Upon hearing your well-spoken English over the phone and discussing your basic understanding of the Performing Arts venue where I work, I imagine you’ve been a part of our consumerist society for some time. I’m surprised that I’d have to write this letter, but I believe you’ve misinterpreted what exactly your role as consumer entails. You called me so that you could buy an item. Physical tickets to an upcoming concert. That item will reward you with an experience for a certain amount of money. I am the individual who will take your payment information and, in turn, send you a few pieces of paper that will grant you admission to an entertainment experience. As a consumer, I will inform you (perhaps to your surprise), you do not have any right to consume me or my body in any way. I suppose we didn’t explain that clearly enough in our Frequently Asked Questions online.
With the confidence in which you chose to say what you said in the place of “Thank you, have a nice day,” I have a feeling you were never told that ending a conversation with, “You sound gorgeous, oh my god” over the phone while I’m here at work, trying to sell you tickets, isn’t actually the proper way to say goodbye to your sales associate.
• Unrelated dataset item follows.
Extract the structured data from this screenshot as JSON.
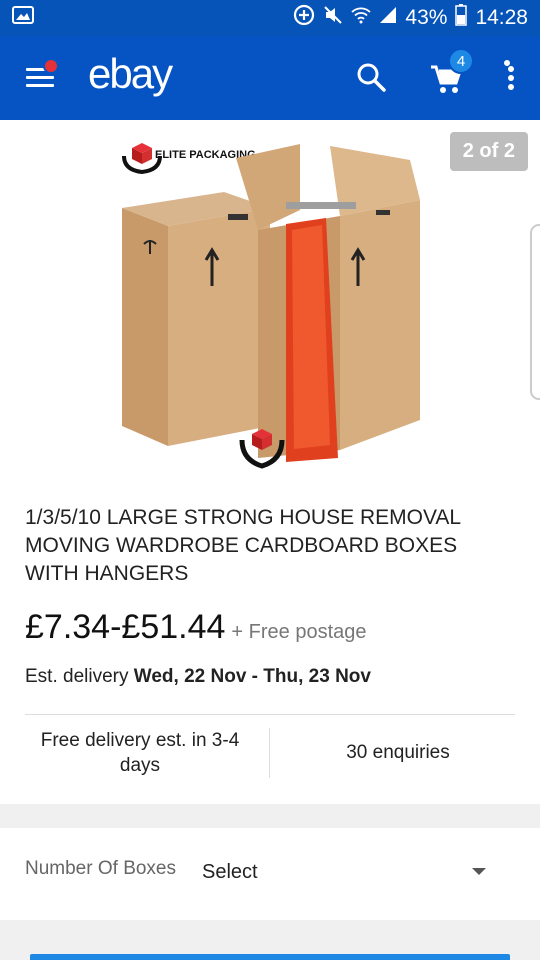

Since you obviously didn’t know this, I’m assuming neither do your sons, neither do your brothers. And it’s important for us as a society to become aware of, like I said, exactly what our role as Paying Customer actually involves.
As your sales representative, I do not work for a service in which I’m selling you the experience to imagine what I might look like. I am not answering this phone so that you can compliment me on the basis of anything beyond what I am answering the phone for. “You are so friendly!” would be an appropriate and respectable response to the service I just provided. My job here is to be kind and helpful, and to guide you toward having a nice consumer experience. If your idea of having a nice consumer experience includes the opportunity to purchase tickets and to purchase a woman, I think you’ve been mislead. I am not actually for sale. Again, I’ll make sure Human Resources knows that this was not included in our Terms and Regulations online. I’ll inform them of that mistake, and I’m sure they’ll get on it immediately.
As you said so eloquently, you do not have any actual knowledge of what I look like. In your head, a young, kind female voice conjures up images of something that is “gorgeous”. I wonder if you could even come close to imagining what I actually look like. Seeing as the 8 billion humans in this world all look slightly different, I’d say you have, at best, a 1 in 10 million chance to even guess my height. A lucky 1 in 7 billion of guessing how wide my nose is. My guesses are as good as yours when I wonder about what you were wondering. But. If you’re imagining something close to what our culture tells us, from 99% of billboards, advertisements, and magazine covers, is “gorgeous,” then I’m probably some collage of a 5’7”, 125 pound, leggy, sultry eyed, thin nosed, busty, single, straight, young female who is perfectly interested in you. If that’s what you were imagining, then let me be perfectly offended. Since I’m basically none of those things. Surprised?
Please save your “Oh my God”s for the great wonders of life, the ones worthy of God’s hallowed name. After spending hours in an empty restaurant getting to know your future wife, I hope you think about these words you threw to me, a voice with no body or soul attached to it. The soon-to-be wife of a man who whispers the same words with tears in his eyes, “You are so gorgeous,” after listening to my dreams, worries, hopes, and fears for days on end. When you hold your baby daughter for the first time, I pray you utter the exact words to her that you so lightly said to me, someone else’s daughter. The daughter of a man whose fought with and fought for the beauty of his two little girls. If you never get any of these chances, please stare at the Grand Canyon, listen to a perfect moment of silence, or experience the love of a friend, and pray, “Oh, God. Oh, my God. Your world, Your people, Your love. It is so gorgeous.”
You don’t call me, Dear Consumer, to waste your praise on a voice over the phone. I don’t want to waste my time listening to it. It is fake and shallow, and I know all you wanted was for me to fill your ego and respond, “Hehe! Oh thanks!” Please, in the future, call me (and all other sales associates) to waste your money something else that will fill your soul; a concert, a great night with that future wife or daughter, a meal with friends. I’ll be happy to sell you something that is worth the “Oh my God” your soul so desires. But you can’t have me.
No, not yours,